Inflation-adjusted limit for 2021 HRAs issued

By Sally P. Schreiber, J.D.

The IRS on Friday provided the maximum amount allowed to be newly made available to participants of excepted benefit health reimbursement arrangements (HRAs) under Regs. Sec. 54.9831-1(c)(3)(viii) for plan years beginning after Dec. 31, 2020, and before Jan. 1, 2022 (Rev. Proc. 2020-43). The maximum amount, which is indexed under the Chained Consumer Price Index for All Urban Consumers, is unchanged for plan years beginning after Dec. 31, 2020, and before Jan. 1, 2022, and remains $1,800.

Under Regs. Sec. 54.9831-1(c)(3), certain group health plans qualify as limited excepted benefits that are not subject to the special requirements for group health plans in Chapter 100 of the Code. Regs. Sec. 54.9831-1(c)(3)(viii) provides rules for HRAs and other account-based group health plans to qualify as limited excepted benefits. Under Regs. Sec. 54.9831-1(c)(3)(viii)(B), for an HRA or other account-based group health plan to qualify as an excepted benefit HRA, the amounts newly made available for each plan year under an HRA or other plan may not exceed $1,800, indexed for inflation.

Coverage that consists of excepted benefits (as defined in Sec. 9832) does not qualify as minimum essential coverage.

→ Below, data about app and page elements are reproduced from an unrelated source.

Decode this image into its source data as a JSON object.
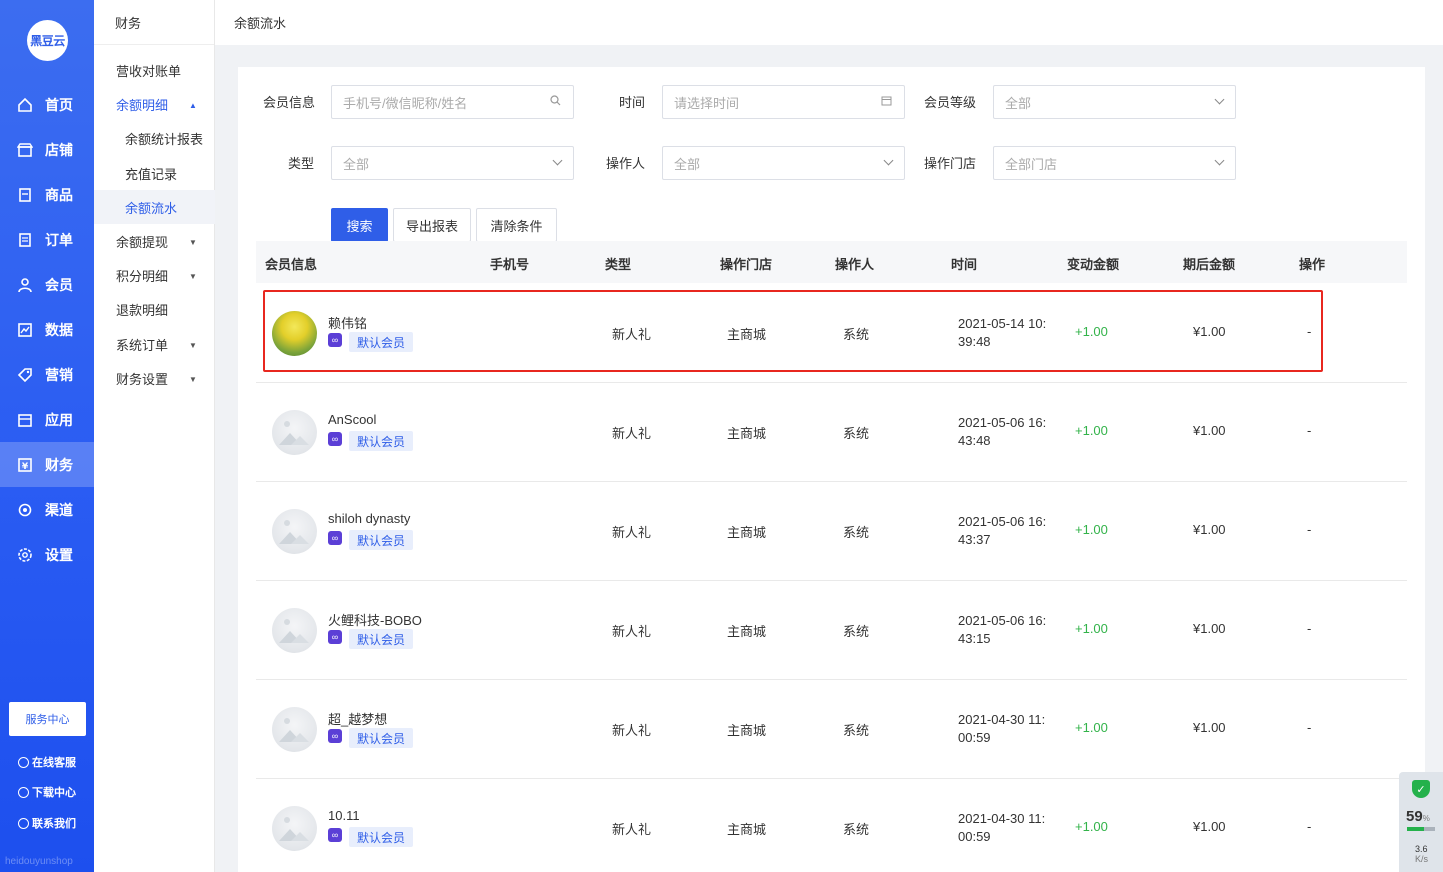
{
  "nav": {
    "logo": "黑豆云",
    "items": [
      {
        "label": "首页",
        "icon": "home-icon"
      },
      {
        "label": "店铺",
        "icon": "store-icon"
      },
      {
        "label": "商品",
        "icon": "goods-icon"
      },
      {
        "label": "订单",
        "icon": "order-icon"
      },
      {
        "label": "会员",
        "icon": "user-icon"
      },
      {
        "label": "数据",
        "icon": "chart-icon"
      },
      {
        "label": "营销",
        "icon": "tag-icon"
      },
      {
        "label": "应用",
        "icon": "app-icon"
      },
      {
        "label": "财务",
        "icon": "finance-icon"
      },
      {
        "label": "渠道",
        "icon": "channel-icon"
      },
      {
        "label": "设置",
        "icon": "gear-icon"
      }
    ],
    "service_center": "服务中心",
    "links": [
      "在线客服",
      "下载中心",
      "联系我们"
    ],
    "footer": "heidouyunshop"
  },
  "subnav": {
    "title": "财务",
    "items": [
      "营收对账单",
      "余额明细",
      "余额统计报表",
      "充值记录",
      "余额流水",
      "余额提现",
      "积分明细",
      "退款明细",
      "系统订单",
      "财务设置"
    ]
  },
  "breadcrumb": "余额流水",
  "filters": {
    "member_label": "会员信息",
    "member_placeholder": "手机号/微信昵称/姓名",
    "time_label": "时间",
    "time_placeholder": "请选择时间",
    "level_label": "会员等级",
    "level_value": "全部",
    "type_label": "类型",
    "type_value": "全部",
    "operator_label": "操作人",
    "operator_value": "全部",
    "store_label": "操作门店",
    "store_value": "全部门店"
  },
  "buttons": {
    "search": "搜索",
    "export": "导出报表",
    "clear": "清除条件"
  },
  "table": {
    "columns": [
      "会员信息",
      "手机号",
      "类型",
      "操作门店",
      "操作人",
      "时间",
      "变动金额",
      "期后金额",
      "操作"
    ],
    "rows": [
      {
        "name": "赖伟铭",
        "tag": "默认会员",
        "phone": "",
        "type": "新人礼",
        "store": "主商城",
        "operator": "系统",
        "time": "2021-05-14 10:39:48",
        "change": "+1.00",
        "after": "¥1.00",
        "action": "-"
      },
      {
        "name": "AnScool",
        "tag": "默认会员",
        "phone": "",
        "type": "新人礼",
        "store": "主商城",
        "operator": "系统",
        "time": "2021-05-06 16:43:48",
        "change": "+1.00",
        "after": "¥1.00",
        "action": "-"
      },
      {
        "name": "shiloh dynasty",
        "tag": "默认会员",
        "phone": "",
        "type": "新人礼",
        "store": "主商城",
        "operator": "系统",
        "time": "2021-05-06 16:43:37",
        "change": "+1.00",
        "after": "¥1.00",
        "action": "-"
      },
      {
        "name": "火鲤科技-BOBO",
        "tag": "默认会员",
        "phone": "",
        "type": "新人礼",
        "store": "主商城",
        "operator": "系统",
        "time": "2021-05-06 16:43:15",
        "change": "+1.00",
        "after": "¥1.00",
        "action": "-"
      },
      {
        "name": "超_越梦想",
        "tag": "默认会员",
        "phone": "",
        "type": "新人礼",
        "store": "主商城",
        "operator": "系统",
        "time": "2021-04-30 11:00:59",
        "change": "+1.00",
        "after": "¥1.00",
        "action": "-"
      },
      {
        "name": "10.11",
        "tag": "默认会员",
        "phone": "",
        "type": "新人礼",
        "store": "主商城",
        "operator": "系统",
        "time": "2021-04-30 11:00:59",
        "change": "+1.00",
        "after": "¥1.00",
        "action": "-"
      }
    ]
  },
  "colors": {
    "accent": "#2f5ee8",
    "positive": "#33b34a",
    "highlight": "#e8271f"
  },
  "widget": {
    "percent": "59",
    "percent_unit": "%",
    "speed": "3.6",
    "speed_unit": "K/s",
    "level": 0.59
  }
}
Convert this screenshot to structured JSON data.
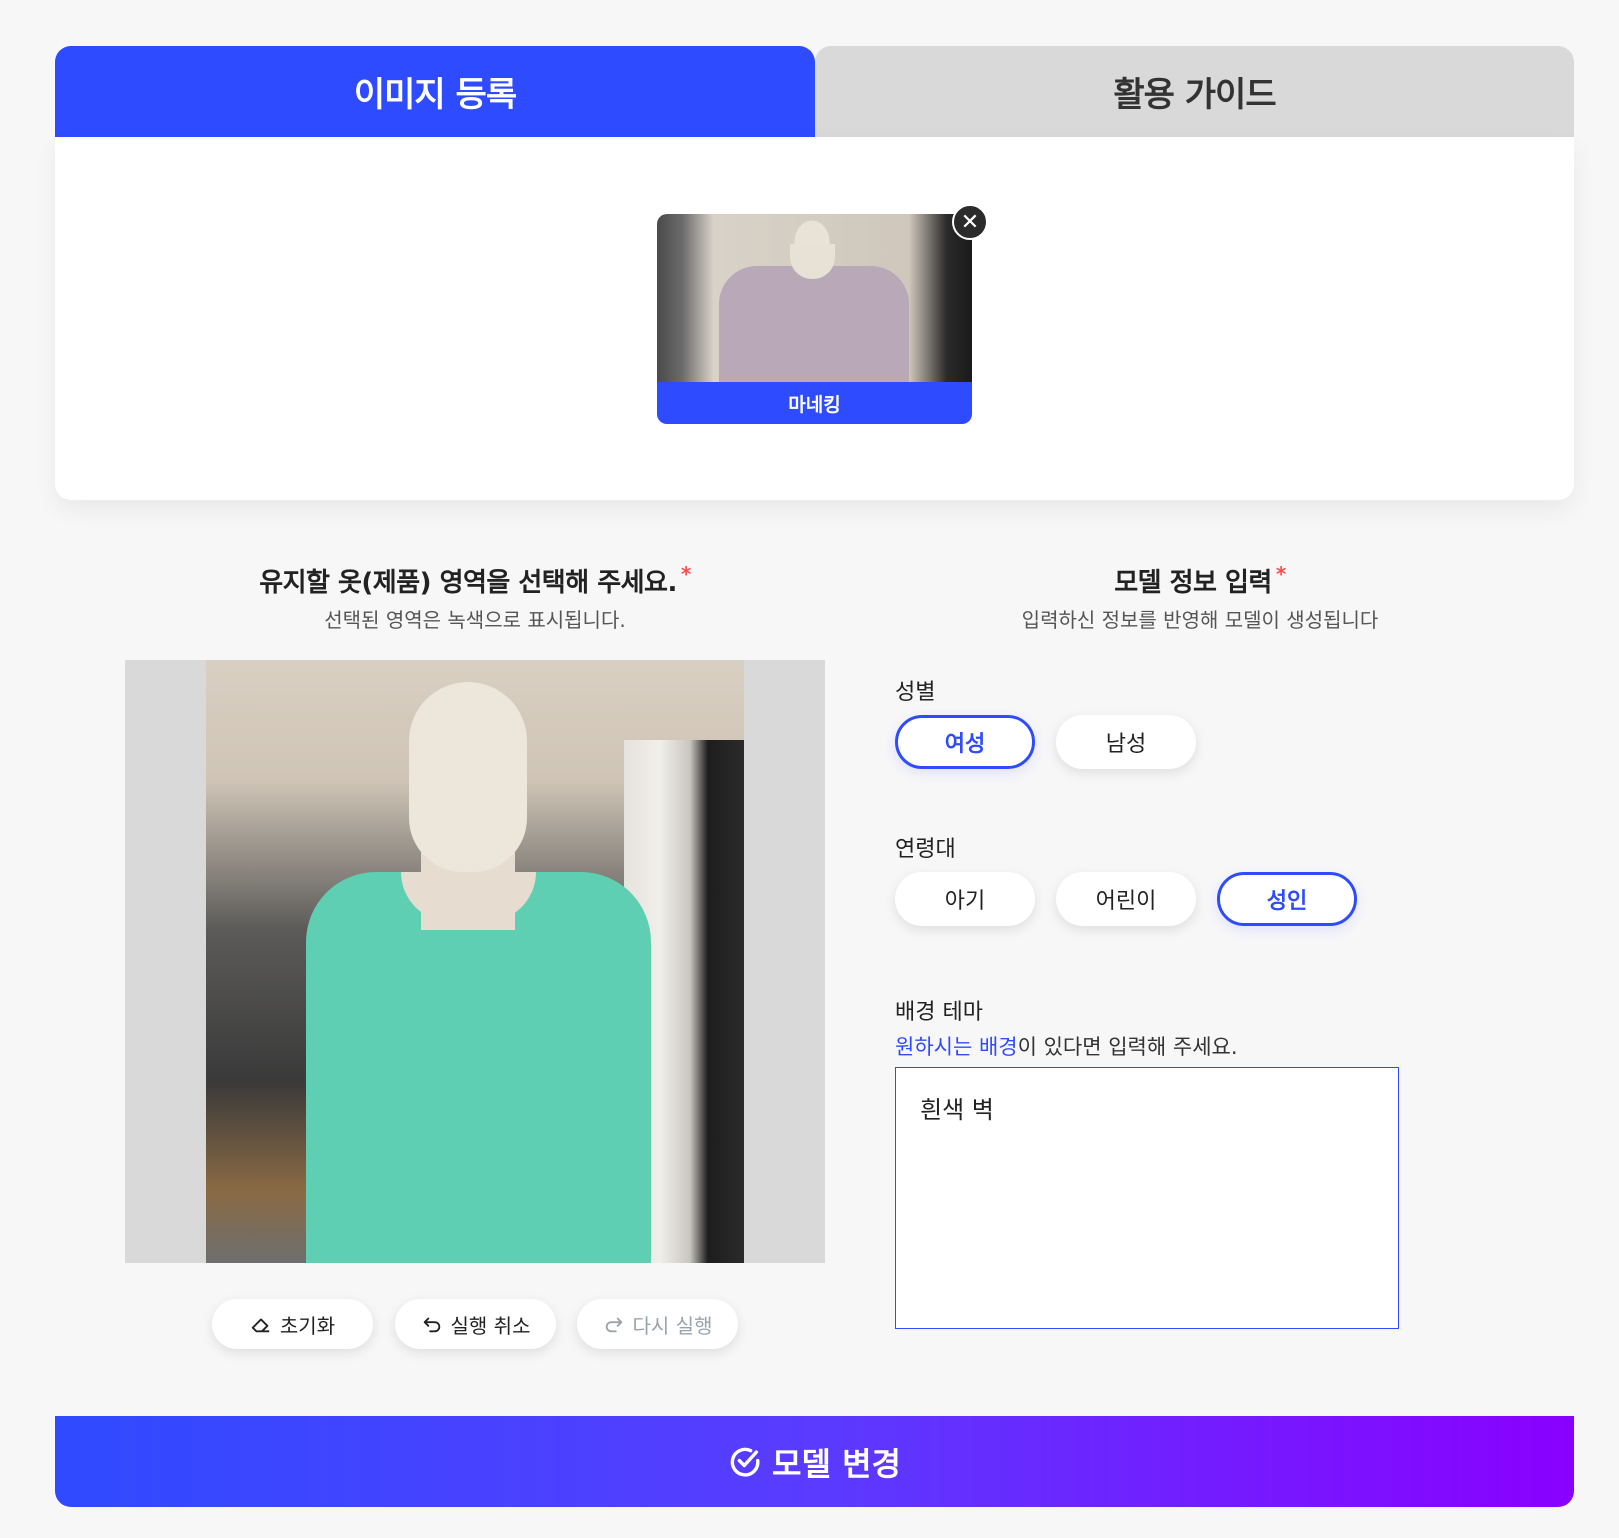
{
  "tabs": [
    {
      "label": "이미지 등록",
      "active": true
    },
    {
      "label": "활용 가이드",
      "active": false
    }
  ],
  "upload": {
    "thumbnail_label": "마네킹",
    "close_symbol": "✕"
  },
  "left_panel": {
    "title": "유지할 옷(제품) 영역을 선택해 주세요.",
    "required_mark": "*",
    "subtitle": "선택된 영역은 녹색으로 표시됩니다.",
    "tools": [
      {
        "label": "초기화",
        "icon": "eraser-icon",
        "enabled": true
      },
      {
        "label": "실행 취소",
        "icon": "undo-icon",
        "enabled": true
      },
      {
        "label": "다시 실행",
        "icon": "redo-icon",
        "enabled": false
      }
    ]
  },
  "right_panel": {
    "title": "모델 정보 입력",
    "required_mark": "*",
    "subtitle": "입력하신 정보를 반영해 모델이 생성됩니다",
    "gender": {
      "label": "성별",
      "options": [
        "여성",
        "남성"
      ],
      "selected": "여성"
    },
    "age": {
      "label": "연령대",
      "options": [
        "아기",
        "어린이",
        "성인"
      ],
      "selected": "성인"
    },
    "background": {
      "label": "배경 테마",
      "hint_accent": "원하시는 배경",
      "hint_rest": "이 있다면 입력해 주세요.",
      "value": "흰색 벽"
    }
  },
  "submit": {
    "label": "모델 변경",
    "icon": "check-circle-icon"
  },
  "colors": {
    "accent": "#2f4bff",
    "gradient_end": "#8a00ff",
    "required": "#ff4d4d",
    "tab_inactive": "#d9d9d9"
  }
}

An individual offered or covered by an excepted benefit is not thereby ineligible for the premium tax credit (PTC). And an offer of an excepted benefit by an employer is not considered to be an offer of minimum essential coverage for purposes of Sec. 4980H (requiring applicable large employers to offer minimum essential coverage to full-time employees and their dependents).

To be recognized as an excepted benefit HRA, the HRA must not be an integral part of a health insurance plan; must provide benefits that are limited in amount; cannot provide reimbursement for certain health insurance premiums; and must be made available under the same terms to all similarly situated individuals.

Sally P. Schreiber, J.D., ( is a Tax Adviser senior editor.

Tax Insider Articles


Business meal deductions after the TCJA

This article discusses the history of the deduction of business meal expenses and the new rules under the TCJA and the regulations and provides a framework for documenting and substantiating the deduction.


Quirks spurred by COVID-19 tax relief

This article discusses some procedural and administrative quirks that have emerged with the new tax legislative, regulatory, and procedural guidance related to COVID-19.